**Work task**
How many lines of the listing contain the string "this"? Only the number is wanted.

** Data follows **

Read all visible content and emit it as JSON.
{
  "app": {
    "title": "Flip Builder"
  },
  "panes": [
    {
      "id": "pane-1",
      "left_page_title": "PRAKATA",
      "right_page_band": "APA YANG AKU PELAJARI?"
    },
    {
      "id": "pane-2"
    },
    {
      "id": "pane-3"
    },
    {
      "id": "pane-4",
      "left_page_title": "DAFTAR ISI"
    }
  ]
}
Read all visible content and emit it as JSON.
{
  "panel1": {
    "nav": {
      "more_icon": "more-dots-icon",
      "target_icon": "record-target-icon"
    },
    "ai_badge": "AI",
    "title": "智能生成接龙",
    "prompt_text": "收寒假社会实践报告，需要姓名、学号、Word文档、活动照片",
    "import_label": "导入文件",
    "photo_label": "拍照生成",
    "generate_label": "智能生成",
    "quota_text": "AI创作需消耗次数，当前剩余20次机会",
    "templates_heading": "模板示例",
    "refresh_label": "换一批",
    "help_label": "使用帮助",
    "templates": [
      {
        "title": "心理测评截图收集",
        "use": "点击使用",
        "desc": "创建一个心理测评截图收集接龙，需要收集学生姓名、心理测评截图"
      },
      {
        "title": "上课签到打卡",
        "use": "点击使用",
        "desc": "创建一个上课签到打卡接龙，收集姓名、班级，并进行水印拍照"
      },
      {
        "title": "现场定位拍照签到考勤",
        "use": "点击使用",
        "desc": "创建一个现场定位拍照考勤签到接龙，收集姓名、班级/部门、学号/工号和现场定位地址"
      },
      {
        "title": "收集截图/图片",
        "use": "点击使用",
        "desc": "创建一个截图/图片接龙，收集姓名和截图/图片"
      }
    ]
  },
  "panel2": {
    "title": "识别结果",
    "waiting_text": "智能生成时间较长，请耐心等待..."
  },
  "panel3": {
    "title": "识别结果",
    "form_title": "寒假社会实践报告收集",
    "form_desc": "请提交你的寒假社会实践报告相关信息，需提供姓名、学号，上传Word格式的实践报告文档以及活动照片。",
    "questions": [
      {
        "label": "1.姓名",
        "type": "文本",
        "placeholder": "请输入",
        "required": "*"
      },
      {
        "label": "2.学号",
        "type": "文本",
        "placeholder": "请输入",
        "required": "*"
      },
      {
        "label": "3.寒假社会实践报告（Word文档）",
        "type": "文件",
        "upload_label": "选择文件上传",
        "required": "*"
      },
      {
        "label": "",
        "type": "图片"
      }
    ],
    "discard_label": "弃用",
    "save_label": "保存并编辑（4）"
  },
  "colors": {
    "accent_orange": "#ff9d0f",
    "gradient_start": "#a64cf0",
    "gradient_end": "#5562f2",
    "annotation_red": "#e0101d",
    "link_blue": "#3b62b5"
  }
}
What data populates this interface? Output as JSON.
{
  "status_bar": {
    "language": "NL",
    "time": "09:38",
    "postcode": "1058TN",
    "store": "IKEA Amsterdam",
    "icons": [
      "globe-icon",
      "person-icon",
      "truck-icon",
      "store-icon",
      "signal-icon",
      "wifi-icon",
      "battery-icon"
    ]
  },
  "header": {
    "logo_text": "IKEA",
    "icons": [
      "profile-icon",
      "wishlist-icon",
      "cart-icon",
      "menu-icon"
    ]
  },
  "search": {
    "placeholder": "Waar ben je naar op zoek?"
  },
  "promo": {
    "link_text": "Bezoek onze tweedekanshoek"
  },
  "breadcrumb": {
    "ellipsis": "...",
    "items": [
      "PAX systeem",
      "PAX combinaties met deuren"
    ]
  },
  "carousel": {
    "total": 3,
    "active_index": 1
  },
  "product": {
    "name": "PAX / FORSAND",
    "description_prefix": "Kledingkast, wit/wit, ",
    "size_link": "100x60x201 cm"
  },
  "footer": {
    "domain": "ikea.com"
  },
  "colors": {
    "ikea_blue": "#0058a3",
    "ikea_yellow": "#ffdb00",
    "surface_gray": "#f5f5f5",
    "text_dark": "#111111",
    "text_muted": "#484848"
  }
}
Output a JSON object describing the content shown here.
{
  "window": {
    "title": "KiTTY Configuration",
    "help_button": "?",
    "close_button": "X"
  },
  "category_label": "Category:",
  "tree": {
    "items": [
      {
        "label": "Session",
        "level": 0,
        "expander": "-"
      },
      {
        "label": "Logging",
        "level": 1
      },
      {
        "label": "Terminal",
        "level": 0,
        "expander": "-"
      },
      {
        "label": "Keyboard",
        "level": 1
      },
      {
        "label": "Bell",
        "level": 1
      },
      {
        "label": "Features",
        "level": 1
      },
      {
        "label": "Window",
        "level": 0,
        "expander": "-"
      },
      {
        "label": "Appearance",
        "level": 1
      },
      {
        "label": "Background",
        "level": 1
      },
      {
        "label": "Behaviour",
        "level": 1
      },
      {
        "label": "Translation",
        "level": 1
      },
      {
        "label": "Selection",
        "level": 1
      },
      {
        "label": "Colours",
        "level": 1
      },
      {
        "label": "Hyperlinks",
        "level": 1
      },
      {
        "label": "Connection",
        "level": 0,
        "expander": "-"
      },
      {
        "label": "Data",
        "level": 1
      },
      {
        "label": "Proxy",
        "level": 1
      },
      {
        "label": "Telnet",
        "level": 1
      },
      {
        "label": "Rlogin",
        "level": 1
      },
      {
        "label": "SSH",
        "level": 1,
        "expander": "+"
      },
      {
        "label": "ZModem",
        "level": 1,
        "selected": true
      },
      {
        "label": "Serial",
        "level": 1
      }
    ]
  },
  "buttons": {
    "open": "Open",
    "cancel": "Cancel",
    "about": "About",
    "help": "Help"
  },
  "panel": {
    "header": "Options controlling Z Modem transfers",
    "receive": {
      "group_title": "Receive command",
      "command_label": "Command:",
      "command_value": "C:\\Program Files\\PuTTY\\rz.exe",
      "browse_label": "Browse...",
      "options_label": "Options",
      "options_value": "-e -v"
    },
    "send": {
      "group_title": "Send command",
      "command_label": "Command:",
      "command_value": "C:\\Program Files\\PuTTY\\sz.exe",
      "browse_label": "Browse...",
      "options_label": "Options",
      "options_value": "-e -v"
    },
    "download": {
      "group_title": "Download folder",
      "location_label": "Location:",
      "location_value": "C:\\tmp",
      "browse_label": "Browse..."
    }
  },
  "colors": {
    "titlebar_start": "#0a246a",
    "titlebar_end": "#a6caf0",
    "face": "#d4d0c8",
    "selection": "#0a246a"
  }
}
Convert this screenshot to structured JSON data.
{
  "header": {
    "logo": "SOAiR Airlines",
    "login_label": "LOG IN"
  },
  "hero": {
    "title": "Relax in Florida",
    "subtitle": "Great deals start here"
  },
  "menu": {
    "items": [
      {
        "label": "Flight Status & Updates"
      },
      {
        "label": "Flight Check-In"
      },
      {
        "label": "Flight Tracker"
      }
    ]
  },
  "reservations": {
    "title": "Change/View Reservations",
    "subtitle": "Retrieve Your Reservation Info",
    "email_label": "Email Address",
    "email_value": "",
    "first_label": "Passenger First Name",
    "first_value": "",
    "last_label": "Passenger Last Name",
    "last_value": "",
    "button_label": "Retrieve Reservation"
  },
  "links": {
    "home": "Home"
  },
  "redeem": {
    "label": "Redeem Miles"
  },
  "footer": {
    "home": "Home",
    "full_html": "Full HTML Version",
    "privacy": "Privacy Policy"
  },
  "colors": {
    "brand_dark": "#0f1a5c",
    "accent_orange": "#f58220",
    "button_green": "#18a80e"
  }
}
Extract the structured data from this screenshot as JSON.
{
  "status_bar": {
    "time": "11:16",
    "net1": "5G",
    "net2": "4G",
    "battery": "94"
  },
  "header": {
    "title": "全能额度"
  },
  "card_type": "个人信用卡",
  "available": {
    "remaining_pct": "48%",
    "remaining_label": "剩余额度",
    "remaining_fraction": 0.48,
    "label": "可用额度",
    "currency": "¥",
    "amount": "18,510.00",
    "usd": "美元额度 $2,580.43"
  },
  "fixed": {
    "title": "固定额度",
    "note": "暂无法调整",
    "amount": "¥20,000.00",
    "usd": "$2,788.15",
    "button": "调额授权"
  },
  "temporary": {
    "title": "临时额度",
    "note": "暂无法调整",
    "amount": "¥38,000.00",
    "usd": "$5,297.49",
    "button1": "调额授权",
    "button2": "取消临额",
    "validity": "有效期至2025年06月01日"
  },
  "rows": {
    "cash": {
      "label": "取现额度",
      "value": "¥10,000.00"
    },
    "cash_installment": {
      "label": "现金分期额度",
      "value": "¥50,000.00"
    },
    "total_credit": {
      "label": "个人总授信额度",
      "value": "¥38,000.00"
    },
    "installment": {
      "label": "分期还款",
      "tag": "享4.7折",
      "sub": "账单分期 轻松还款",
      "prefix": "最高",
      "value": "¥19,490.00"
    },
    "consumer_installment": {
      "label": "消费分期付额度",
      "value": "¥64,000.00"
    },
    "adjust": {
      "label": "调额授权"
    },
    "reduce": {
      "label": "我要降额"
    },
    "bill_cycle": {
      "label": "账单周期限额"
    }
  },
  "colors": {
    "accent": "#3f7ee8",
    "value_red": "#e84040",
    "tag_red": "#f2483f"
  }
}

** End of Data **

**Completed exercise**
3